It’s the thought that counts. Really?
If you haven’t done your holiday shopping yet, don’t fret.
Read this instead.
I guarantee it will make you feel better than the holiday movies on TV where the commercials are designed to make you feel anxious and behind.
I fell into the holiday movie trap yesterday (whoops). But halfway through I realized what was happening emotionally and turned off the tube. Instead, I researched gift-giving.
Here’s what science has to say.
Gift-giving is an act that has two elements. Finding a gift. And making sure it’s a good fit for the recipient. It’s also an ancient social custom and embedded in the human genetic pattern.
And although you may look forward to exchanging gifts with your loved ones this time of year, it’s worth asking: Is gift-giving good for the recipient? (Maybe.) How about for me? (It depends.) And is it really true that it’s the thought that counts? (No!)
Stay on the heart-forward side of life with these 5 insights from science.
1. The birds and bees do it
Yes, I’m talking about non-human gift-giving. It’s a biologically natural phenomenon across a range of species and targets. Even insects feel the need to get in on the giving — to each other, that is. So if an action as natural as generosity through gift-giving is done instinctively in non-human species, then figuring out what to give each other can’t be that hard, can it, people? Well, it turns out that it is. Here’s where things get complicated.
2. Gift-givers and gift-receivers have two different mindsets
Has your cherished one told you EXACTLY what they want? Then you are lucky, dear friend, because science says you should give them what they want. No need to take their request and go one better. They will be the most appreciative by having their request heard and acted on by you.
What about the Holiday Wish List? Research suggests that givers assume their gift (which was NOT on the receiver’s wish list) will be appreciated even more than one of the gifts on the list because it took that much more thoughtfulness to select. Don’t waste your time going off-list!! Receivers’ gratitude was higher for gifts actually on their list.(1)
Finally, what about sticking some cash in a card? Wouldn’t an actual gift card be better? NO. An incredible 85 percent of people ACTUALLY preferred getting $25 in cash rather than a $30 gift card.(2) And you thought giving cash was such an impersonal, last-choice kind of gift! Bottom line, science says to go practical and to give them what they’ve asked for.
But, if you’re one of the unlucky ones who don’t have a gift list from your beloveds, then what are you to do? Fear not, science to the rescue again.
3. People prefer experiences over material goods
It seems that money spent on experiences (e.g. trips, hobbies, workshops) rather than on material goods (e.g., iPads) can increase happiness.(3) One reason for this difference is that experiential gifts satisfy the psychological need for relatedness and connection, leading to further feelings of vitality and happiness.(4) Even if that gift doesn’t include you.
4. Personal connections are the ties that bind
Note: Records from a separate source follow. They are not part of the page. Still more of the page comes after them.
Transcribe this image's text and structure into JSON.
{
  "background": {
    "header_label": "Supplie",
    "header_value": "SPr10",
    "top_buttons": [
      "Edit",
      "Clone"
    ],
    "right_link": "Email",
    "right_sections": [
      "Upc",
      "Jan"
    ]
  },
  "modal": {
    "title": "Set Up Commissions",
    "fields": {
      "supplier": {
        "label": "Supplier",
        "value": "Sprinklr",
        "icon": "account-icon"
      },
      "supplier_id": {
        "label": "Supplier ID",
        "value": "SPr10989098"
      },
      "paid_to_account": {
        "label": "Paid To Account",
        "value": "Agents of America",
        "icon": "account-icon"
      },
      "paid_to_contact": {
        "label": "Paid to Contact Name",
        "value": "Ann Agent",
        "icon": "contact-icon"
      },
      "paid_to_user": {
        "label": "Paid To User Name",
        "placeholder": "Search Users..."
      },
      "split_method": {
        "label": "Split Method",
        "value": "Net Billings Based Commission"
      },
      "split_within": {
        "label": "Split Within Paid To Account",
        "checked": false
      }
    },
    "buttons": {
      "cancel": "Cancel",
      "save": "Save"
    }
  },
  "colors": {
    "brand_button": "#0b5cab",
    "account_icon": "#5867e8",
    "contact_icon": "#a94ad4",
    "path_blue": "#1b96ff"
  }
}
If you’re going to go with an actual material product, then make sure it demonstrates a special connection you share with this person — like a nostalgic memory of a time you spent together. Gifts promote happy outcomes when they allow for a positive interpersonal connection with the recipient.(5) This explains why gifting a vacuum cleaner or an ironing board is a sure loser.
5. If you’re still stumped, donate in their name to a cause that reflects their interests.
Research shows that even charitable giving makes people happier.(6) And if you’d rather take the gift-giving focus off of one person at a time, then consider a few random acts of kindness or simply pay it forward this holiday season.
So think about what you’re really feeling when you set out to find the perfect gift for someone. Trust your intuition. It is helping you get your ego and mind out of the way, to create more room for your heart-forward gift-giving ideas.
Finally, if you’ve considered all of this, but still feel anxious about holiday gift selections, here’s a mindfulness practice from the NYTimes that you can use while shopping!
Sources: 1,2-First Data, 2012
3,4,5,6-Nov. 2009, Journal of Experimental Social Psychology